New Mexico faces a stark paradox: ranking close to the top of the list in food insecurity and child and senior hunger, while about one-quarter of our population suffers from obesity and numerous diet-related chronic diseases. Public meal programs are critical opportunities for addressing the health and well-being of New Mexicans and there is real promise for those fruits and vegetables to be provided by New Mexico growers. -from The Power of Public Procurement: An Action Plan for Healthier Farms and People in New Mexico, September 2014
|Cover: Seed Art Mural, Bernalillo County Youth Detention Center|
Photo Courtesy of: Jade Leyva, Curator for SEEDS:A Collective Voice Multimedia
Exhibits, Community Seed Mural Projects Co-Artist & Coordinator
Over the past week we published blog posts on the links between health and hunger from the Bread for the World Institute, New Mexico Voices for Children and and First Choice Community Health Care. An important aspect of providing healthy food to the population, particularly low-income communities, is to ensure that fruits and vegetables are available at affordable levels. The produce does not need to be trucked from California. Rather, there is an abundance locally.

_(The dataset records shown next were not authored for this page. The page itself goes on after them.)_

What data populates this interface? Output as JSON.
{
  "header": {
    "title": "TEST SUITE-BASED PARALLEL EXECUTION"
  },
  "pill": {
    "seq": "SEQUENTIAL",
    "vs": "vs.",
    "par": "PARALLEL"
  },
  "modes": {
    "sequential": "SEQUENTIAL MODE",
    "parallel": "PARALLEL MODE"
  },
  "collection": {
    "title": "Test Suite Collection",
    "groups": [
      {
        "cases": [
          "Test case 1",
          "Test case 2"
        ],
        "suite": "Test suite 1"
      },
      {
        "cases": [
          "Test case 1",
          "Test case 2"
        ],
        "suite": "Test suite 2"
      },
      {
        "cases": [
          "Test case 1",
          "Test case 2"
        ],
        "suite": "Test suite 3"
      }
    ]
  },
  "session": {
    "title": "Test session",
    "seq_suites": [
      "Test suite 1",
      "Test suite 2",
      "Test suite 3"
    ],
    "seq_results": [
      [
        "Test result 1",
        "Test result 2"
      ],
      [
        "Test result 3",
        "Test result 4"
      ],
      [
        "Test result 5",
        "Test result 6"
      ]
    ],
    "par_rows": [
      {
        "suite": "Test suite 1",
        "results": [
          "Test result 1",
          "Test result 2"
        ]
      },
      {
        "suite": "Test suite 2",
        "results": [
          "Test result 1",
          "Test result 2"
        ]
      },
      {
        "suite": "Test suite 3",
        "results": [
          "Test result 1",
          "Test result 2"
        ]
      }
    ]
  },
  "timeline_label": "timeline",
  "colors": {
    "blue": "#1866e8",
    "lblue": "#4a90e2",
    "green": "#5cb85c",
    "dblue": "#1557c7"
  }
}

A little more than a year ago (in September 2014), Farm to Table and New Mexico State University (via the Department of Agricultural Economics and Agricultural Business, the Department of Plant and Environmental Sciences and half a dozen agricultural extension offices) published a report that attempts to identify and understand the potential and current barriers that New Mexico farmers and New Mexico’s public institutions face when trying to sell and purchase locally grown fruits and vegetables for their respective meal programs.
The report, entitled The Power of Public Procurement: An Action Plan for Healthier Farms and People in New Mexico, recognizes that a potentially significant market exists for the sale of New Mexico grown produce to the State’s public institutions. This is particularly true for the school districts’ food service programs.
"A large, and until recently, untapped, commercial exchange may be fostered between fruit and vegetable growers and the public officials who administer the procure-ment systems of public institutions," researchers said in the executive summary of the report. "Yet, practicalities and barriers currently impede the process."
The authors of the report make a number of recommendations at various agency and inter-agency levels, placing a strong emphasis on schools, but also on senior centers, state corrections institutions, and farming and agriculture. Read the executive summary and the full report.